Despite their preference to change the rule, the Vikings still excel in the press coverage techniques that Zimmer teaches. Of course, it helps that his top four corners include three former first-rounders (Terence Newman, Xavier Rhodes and Trae Waynes) and a former second-rounder (Mackensie Alexander).

"You deal with the hand you're dealt," Edwards said, "but it's also good for us because we can work on certain things offenses do that require us to play 'off' coverage," where corners line up farther away from the line of scrimmage.

"Playing 'off' coverage isn't something we do a lot in-season," Price said. "So in some ways, I like the rule, and in some ways I hate it, too."

Defensive backs aren't the only ones who have to readjust to press coverage once the third day of training camp arrives. For nearly eight months, receivers haven't had to fight through it, and quarterbacks haven't had to account for it while working on timing with receivers.

"I'm not going to say it's a good rule," Vikings receiver Jarius Wright said, "but I think it's a pretty decent rule just for the simple fact that sometimes pressing players in the offseason can injure players. Yeah, it can be bad for receivers who need to learn how to play against press coverage. But receivers are always working on moves that help them get off the line."

Vikings receiver Stefon Diggs said he takes it upon himself to work on press coverage situations on his own time.

"Because you don't see press coverage in the offseason practices, guys should be working out on their own with other guys, trying to do a lot of press coverage," Diggs said. "You should be working some with your helmet and your shoulder pads on. You don't want to lose that feel when you're running."

Players typically find time to work out on their own with friends who also are NFL players.

"I spent a lot of time in Houston," Diggs said. "Kevin Johnson, a friend of mine, is a cornerback for the Texans. He's a very quick guy. We get after it when we work out."

Zimmer said some NFL coaches have talked about how they'd like to loosen the offseason press coverage rule. But …
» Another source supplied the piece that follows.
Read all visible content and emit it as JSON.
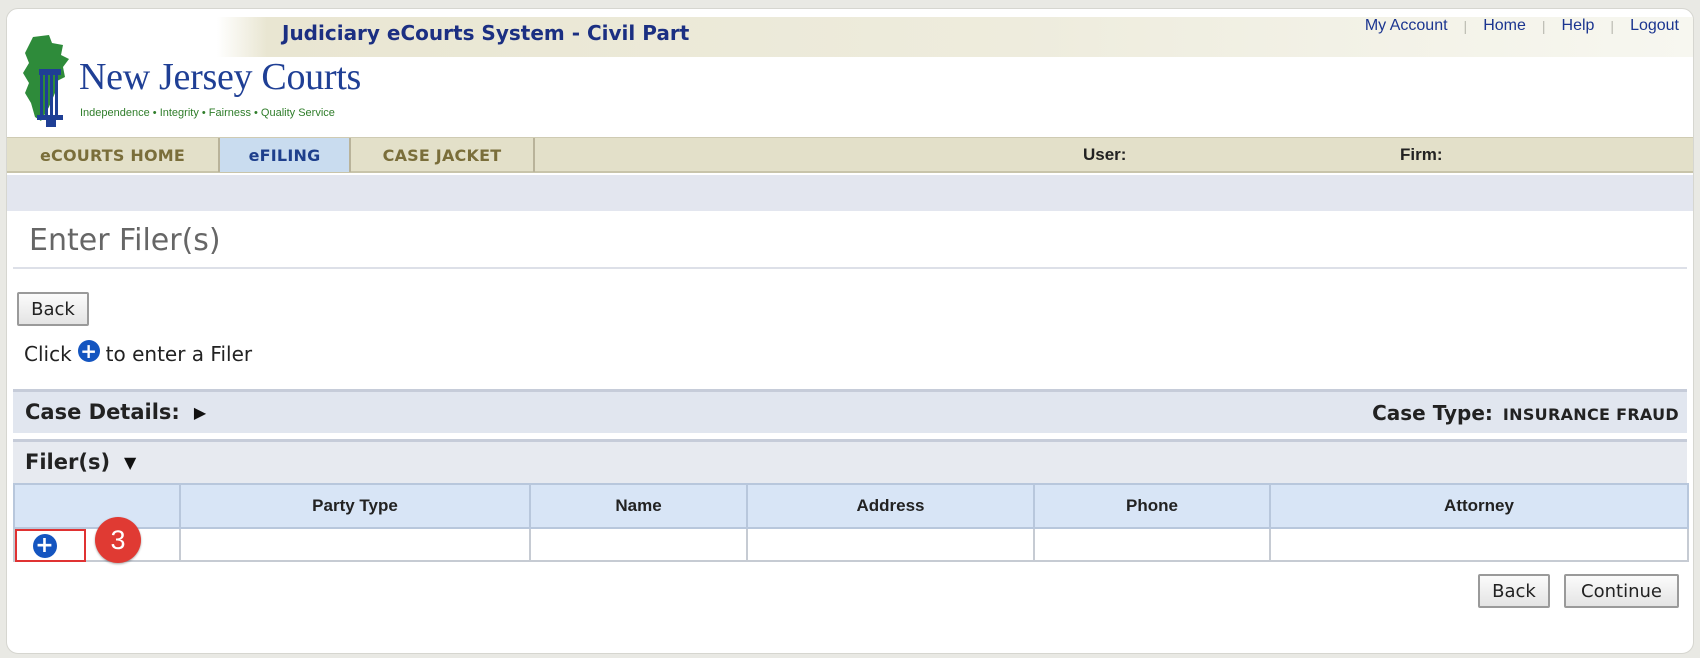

"When you go to those [league] meetings, you talk about a lot," he said. "The CBA is what it is and it's going to be collectively bargained to whatever the players and the owners decide."